My friend Lauren is no stranger to a NICU. Her baby boy was in one for 8 weeks and she maneuvered the tricky slope of fear, anger, helplessness and finally trust. But today is “not about me” she tells me as we talk about those days 5 years ago. Or is it? Because I’m pretty sure I would not be here, in this place today, a Wednesday afternoon at 5 o’ clock were it not for Lauren. Somehow she can feel the anxiety that I see on the face of this mom. She takes a deep breath and remembers the bone weary fatigue that lays heavy on the shoulders of this friend. So maybe, it is about her in some ways, but I don’t tell her that because some things don’t always need to be shared.
I listen to this mom that I hardly know tell me the story of her delivery, of the scary moments and the ones since. She shows me pictures of this tiny thing and laughs and says “This is when she looked like ET”. I smile and in my mind I agree, partially marveling at the wonder of how something so tiny and so fragile could live and partially agreeing with her mom. But I just nod, because some things don’t always need to be shared.
I decide after a while into our visit, that these two women are members of some sort of brave tribe to which I, thankfully, have not been invited. I see the unspoken words pass between them and part of me wants to grab them both in a vicious hug and assure them that everything is going to turn out perfectly. I want to pull that sweet baby out of her isolet and put her in her mama’s arms and drive them home. Because babies need mamas and not much else. But instead I just swallow and say something trivial because what is in my heart I cannot say. Some things don’t always need to be shared.

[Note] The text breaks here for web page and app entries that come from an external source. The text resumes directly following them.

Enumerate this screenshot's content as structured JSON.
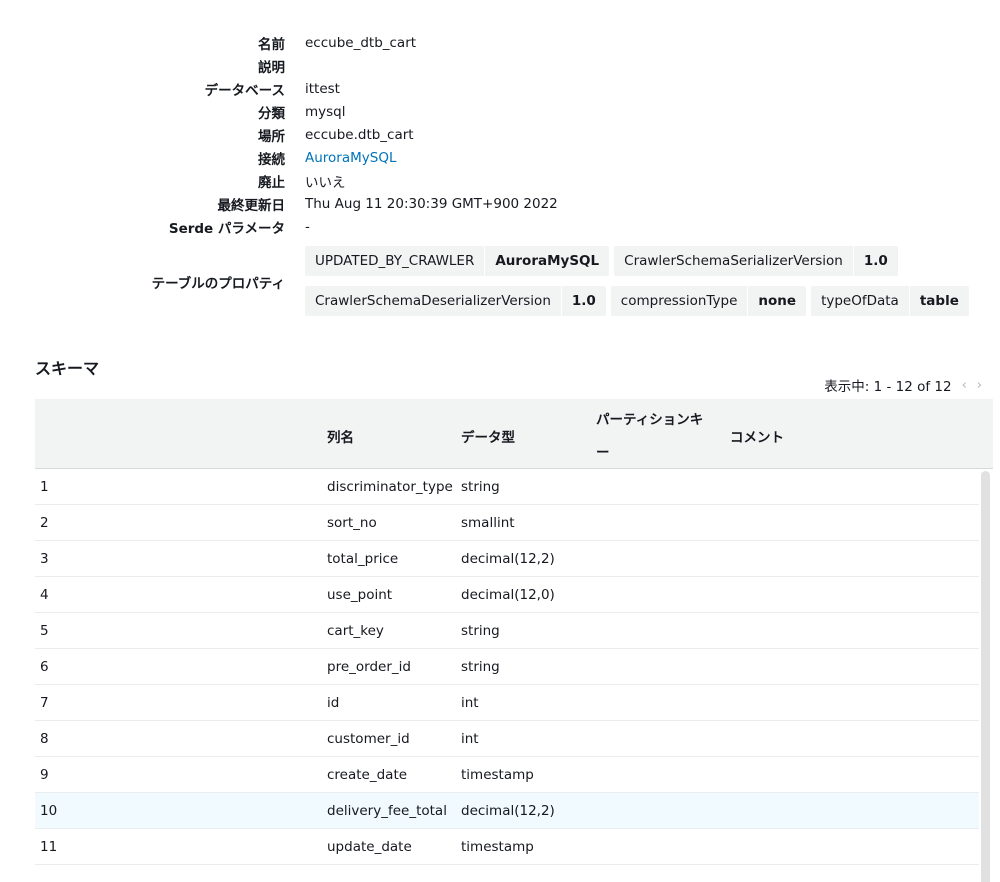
{
  "properties": [
    {
      "label": "名前",
      "value": "eccube_dtb_cart"
    },
    {
      "label": "説明",
      "value": ""
    },
    {
      "label": "データベース",
      "value": "ittest"
    },
    {
      "label": "分類",
      "value": "mysql"
    },
    {
      "label": "場所",
      "value": "eccube.dtb_cart"
    },
    {
      "label": "接続",
      "value": "AuroraMySQL"
    },
    {
      "label": "廃止",
      "value": "いいえ"
    },
    {
      "label": "最終更新日",
      "value": "Thu Aug 11 20:30:39 GMT+900 2022"
    },
    {
      "label": "Serde パラメータ",
      "value": "-"
    }
  ],
  "table_properties": {
    "label": "テーブルのプロパティ",
    "items": [
      {
        "key": "UPDATED_BY_CRAWLER",
        "value": "AuroraMySQL"
      },
      {
        "key": "CrawlerSchemaSerializerVersion",
        "value": "1.0"
      },
      {
        "key": "CrawlerSchemaDeserializerVersion",
        "value": "1.0"
      },
      {
        "key": "compressionType",
        "value": "none"
      },
      {
        "key": "typeOfData",
        "value": "table"
      }
    ]
  },
  "schema": {
    "title": "スキーマ",
    "pager": "表示中: 1 - 12 of 12",
    "pager_prev_icon": "‹",
    "pager_next_icon": "›",
    "headers": {
      "num": "",
      "column": "列名",
      "type": "データ型",
      "partition_key_line1": "パーティションキ",
      "partition_key_line2": "ー",
      "comment": "コメント"
    },
    "rows": [
      {
        "num": "1",
        "column": "discriminator_type",
        "type": "string",
        "partition": "",
        "comment": ""
      },
      {
        "num": "2",
        "column": "sort_no",
        "type": "smallint",
        "partition": "",
        "comment": ""
      },
      {
        "num": "3",
        "column": "total_price",
        "type": "decimal(12,2)",
        "partition": "",
        "comment": ""
      },
      {
        "num": "4",
        "column": "use_point",
        "type": "decimal(12,0)",
        "partition": "",
        "comment": ""
      },
      {
        "num": "5",
        "column": "cart_key",
        "type": "string",
        "partition": "",
        "comment": ""
      },
      {
        "num": "6",
        "column": "pre_order_id",
        "type": "string",
        "partition": "",
        "comment": ""
      },
      {
        "num": "7",
        "column": "id",
        "type": "int",
        "partition": "",
        "comment": ""
      },
      {
        "num": "8",
        "column": "customer_id",
        "type": "int",
        "partition": "",
        "comment": ""
      },
      {
        "num": "9",
        "column": "create_date",
        "type": "timestamp",
        "partition": "",
        "comment": ""
      },
      {
        "num": "10",
        "column": "delivery_fee_total",
        "type": "decimal(12,2)",
        "partition": "",
        "comment": ""
      },
      {
        "num": "11",
        "column": "update_date",
        "type": "timestamp",
        "partition": "",
        "comment": ""
      }
    ],
    "highlighted_row": "10"
  },
  "colors": {
    "link": "#0073bb",
    "header_bg": "#f2f3f3",
    "highlight_bg": "#f1faff"
  }
}
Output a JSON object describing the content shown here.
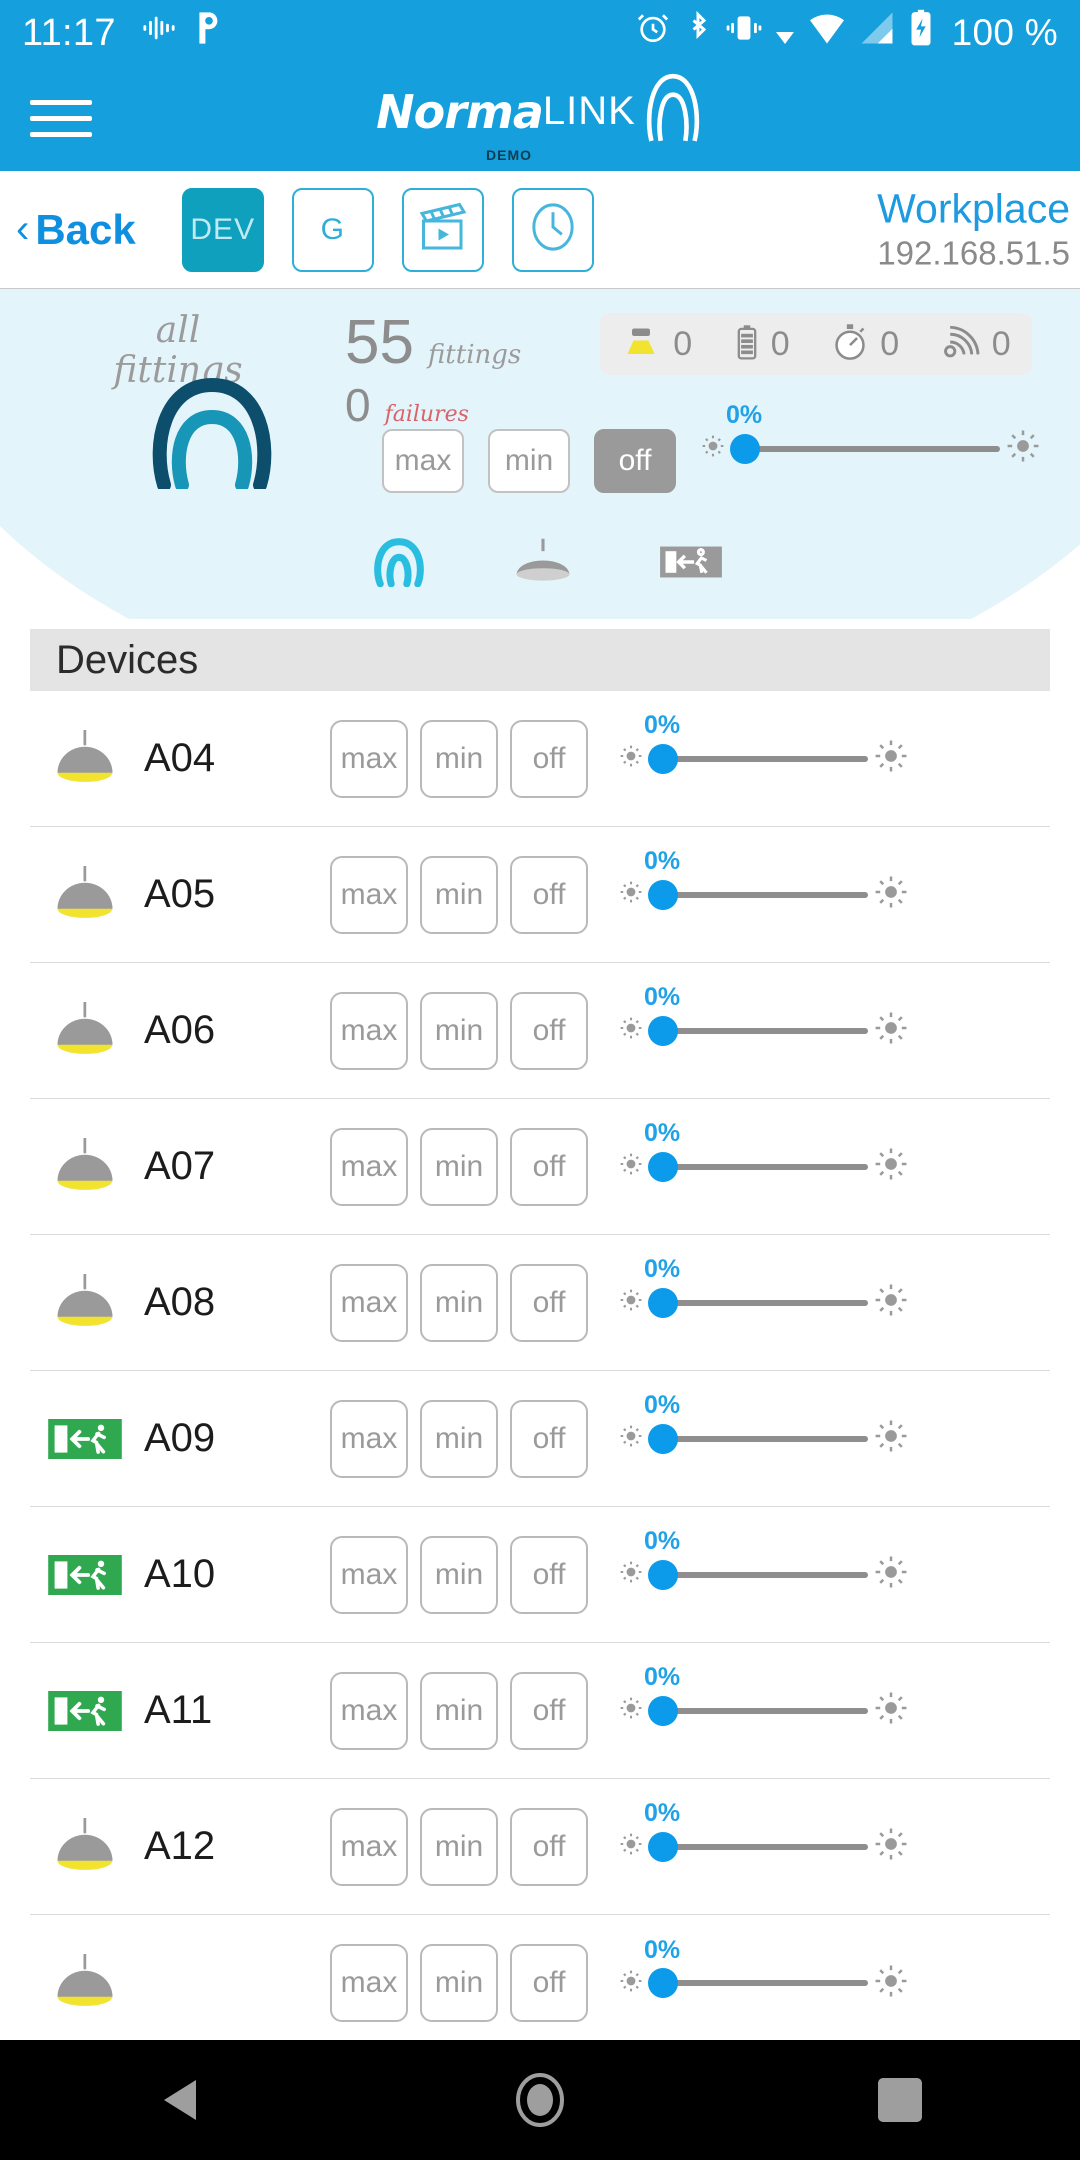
{
  "status_bar": {
    "time": "11:17",
    "battery_text": "100 %",
    "icons_left": [
      "voice-assistant-icon",
      "pandora-icon"
    ],
    "icons_right": [
      "alarm-icon",
      "bluetooth-icon",
      "vibrate-icon",
      "wifi-icon",
      "signal-icon",
      "battery-charging-icon"
    ]
  },
  "app_header": {
    "menu_icon": "hamburger-menu-icon",
    "logo_primary": "Norma",
    "logo_secondary": "LINK",
    "logo_sub": "DEMO",
    "logo_mark": "normalink-arc-icon"
  },
  "navbar": {
    "back_label": "Back",
    "back_icon": "chevron-left-icon",
    "tabs": [
      {
        "label": "DEV",
        "icon": "",
        "active": true,
        "name": "tab-dev"
      },
      {
        "label": "G",
        "icon": "",
        "active": false,
        "name": "tab-groups"
      },
      {
        "label": "",
        "icon": "clapperboard-scene-icon",
        "active": false,
        "name": "tab-scenes"
      },
      {
        "label": "",
        "icon": "clock-icon",
        "active": false,
        "name": "tab-schedule"
      }
    ],
    "place_name": "Workplace",
    "place_ip": "192.168.51.5"
  },
  "summary": {
    "title_line1": "all",
    "title_line2": "fittings",
    "gauge_icon": "normalink-arc-gauge",
    "fittings_count": "55",
    "fittings_label": "fittings",
    "failures_count": "0",
    "failures_label": "failures",
    "chips": [
      {
        "icon": "lamp-status-icon",
        "value": "0",
        "name": "chip-lamp"
      },
      {
        "icon": "battery-status-icon",
        "value": "0",
        "name": "chip-battery"
      },
      {
        "icon": "stopwatch-status-icon",
        "value": "0",
        "name": "chip-duration"
      },
      {
        "icon": "signal-status-icon",
        "value": "0",
        "name": "chip-communication"
      }
    ],
    "buttons": [
      {
        "label": "max",
        "active": false
      },
      {
        "label": "min",
        "active": false
      },
      {
        "label": "off",
        "active": true
      }
    ],
    "slider": {
      "percent_label": "0%",
      "value": 0
    },
    "filters": [
      {
        "icon": "normalink-arc-icon",
        "active": true,
        "name": "filter-all"
      },
      {
        "icon": "pendant-lamp-icon",
        "active": false,
        "name": "filter-lamps"
      },
      {
        "icon": "exit-sign-icon",
        "active": false,
        "name": "filter-exit-signs"
      }
    ]
  },
  "devices_section": {
    "header": "Devices",
    "button_labels": {
      "max": "max",
      "min": "min",
      "off": "off"
    },
    "slider_percent_label": "0%",
    "rows": [
      {
        "name": "A04",
        "icon": "pendant-lamp-icon",
        "percent": "0%"
      },
      {
        "name": "A05",
        "icon": "pendant-lamp-icon",
        "percent": "0%"
      },
      {
        "name": "A06",
        "icon": "pendant-lamp-icon",
        "percent": "0%"
      },
      {
        "name": "A07",
        "icon": "pendant-lamp-icon",
        "percent": "0%"
      },
      {
        "name": "A08",
        "icon": "pendant-lamp-icon",
        "percent": "0%"
      },
      {
        "name": "A09",
        "icon": "exit-sign-icon",
        "percent": "0%"
      },
      {
        "name": "A10",
        "icon": "exit-sign-icon",
        "percent": "0%"
      },
      {
        "name": "A11",
        "icon": "exit-sign-icon",
        "percent": "0%"
      },
      {
        "name": "A12",
        "icon": "pendant-lamp-icon",
        "percent": "0%"
      },
      {
        "name": "",
        "icon": "pendant-lamp-icon",
        "percent": "0%"
      }
    ]
  },
  "android_nav": {
    "back": "back-triangle-icon",
    "home": "home-circle-icon",
    "recents": "recents-square-icon"
  },
  "colors": {
    "brand_blue": "#159FDC",
    "accent_teal": "#0FA0BE",
    "link_blue": "#1E9AE0",
    "slider_blue": "#0C9BEA",
    "lamp_yellow": "#F2E32E",
    "exit_green": "#2FA84F",
    "failure_red": "#D8636A"
  }
}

I pray for this little love as she lies there, all pink with a fluff of blondish brown hair peeking from under the knit cap we bring her. She squirms and stretches and lets out a little cry as we ask God to strengthen her and raise her up. Her mom is tired and sick of this place. I want to take her hands and tell her something profound like “God has plans to prosper her” or “God is going to do something mighty with this baby girl” but instead I just smile at her mom and say “I’m praying for her”, because everything I really want to say I don’t….not now…. not here. I tell the mom that I will pray for her and her seven other littles at home. We pray for strength and for faith. I know in my heart that this is all part of a bigger plan, that God is actively at work even when it seems He is cruelly silent. I have a feeling even now he is working, working in this mama’s heart. But I don’t say that to her mama. Not today. Some things don’t always need to be shared.
Lauren and I talk all the way home down I-85. We share what God is teaching us. What He has called us to share and what He wants us to keep tucked inside our spirits for now. We talk about the “greater thing” God is working out for the mama and her baby and we agree that indeed, this is a chapter in a beautiful story He is authoring called life. I watch my friend as she tells me of her little boy who once struggled in a NICU but now splashes on the steps of the pool and laughs and runs and knows more about dinosaurs than I ever will. I wonder in my heart, “Why were my girls healthy and theirs were not? I wonder why faith is difficult to come by in some stretches of life and flows freely in others?”
I don’t ask Lauren. I know what she will say. She will say “I have no idea, but I guess that’s why they call it faith. Some things, even by God to us, don’t always need to be shared.